Exercise brief: Across the records below, how many lines include the string "louvre"? Respond with the number only.

Extracted data:
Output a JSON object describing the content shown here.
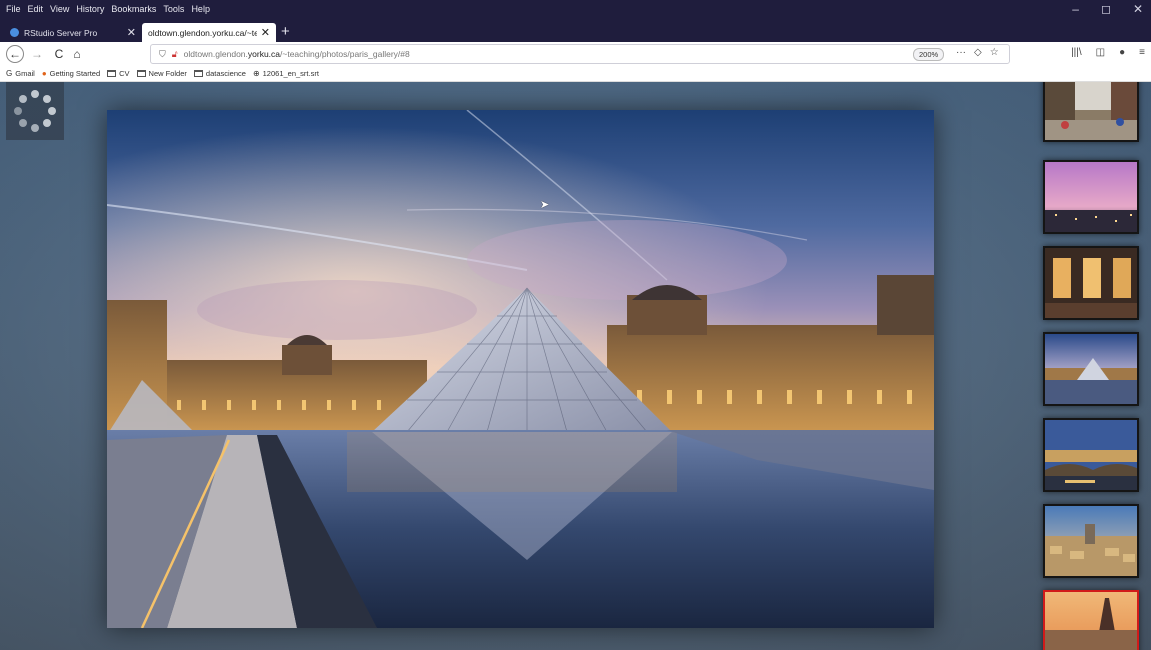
{
  "menu": [
    "File",
    "Edit",
    "View",
    "History",
    "Bookmarks",
    "Tools",
    "Help"
  ],
  "window_controls": {
    "minimize": "–",
    "maximize": "◻",
    "close": "✕"
  },
  "tabs": [
    {
      "title": "RStudio Server Pro",
      "close": "✕"
    },
    {
      "title": "oldtown.glendon.yorku.ca/~teachi",
      "close": "✕"
    }
  ],
  "new_tab": "+",
  "nav": {
    "back": "←",
    "forward": "→",
    "reload": "C",
    "home": "⌂"
  },
  "url": {
    "prefix": "oldtown.glendon.",
    "domain": "yorku.ca",
    "path": "/~teaching/photos/paris_gallery/#8"
  },
  "zoom": "200%",
  "url_actions": [
    "···",
    "◇",
    "☆"
  ],
  "right_tools": [
    "|||\\",
    "◫",
    "●",
    "≡"
  ],
  "bookmarks": [
    {
      "label": "Gmail",
      "icon": "G"
    },
    {
      "label": "Getting Started",
      "icon": "●"
    },
    {
      "label": "CV",
      "icon": "folder"
    },
    {
      "label": "New Folder",
      "icon": "folder"
    },
    {
      "label": "datascience",
      "icon": "folder"
    },
    {
      "label": "12061_en_srt.srt",
      "icon": "globe"
    }
  ],
  "gallery": {
    "current": "#8",
    "main_photo": "louvre-pyramid-dusk",
    "thumbnails": [
      {
        "subject": "paris-street-cafe",
        "selected": false
      },
      {
        "subject": "paris-skyline-purple-dusk",
        "selected": false
      },
      {
        "subject": "paris-restaurant-night",
        "selected": false
      },
      {
        "subject": "louvre-pyramid",
        "selected": false
      },
      {
        "subject": "seine-bridge-evening",
        "selected": false
      },
      {
        "subject": "paris-aerial-view",
        "selected": false
      },
      {
        "subject": "eiffel-tower-sunset",
        "selected": true
      }
    ]
  },
  "colors": {
    "chrome_dark": "#1f1d3d",
    "selected_border": "#d11a1a"
  }
}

Your solution: 2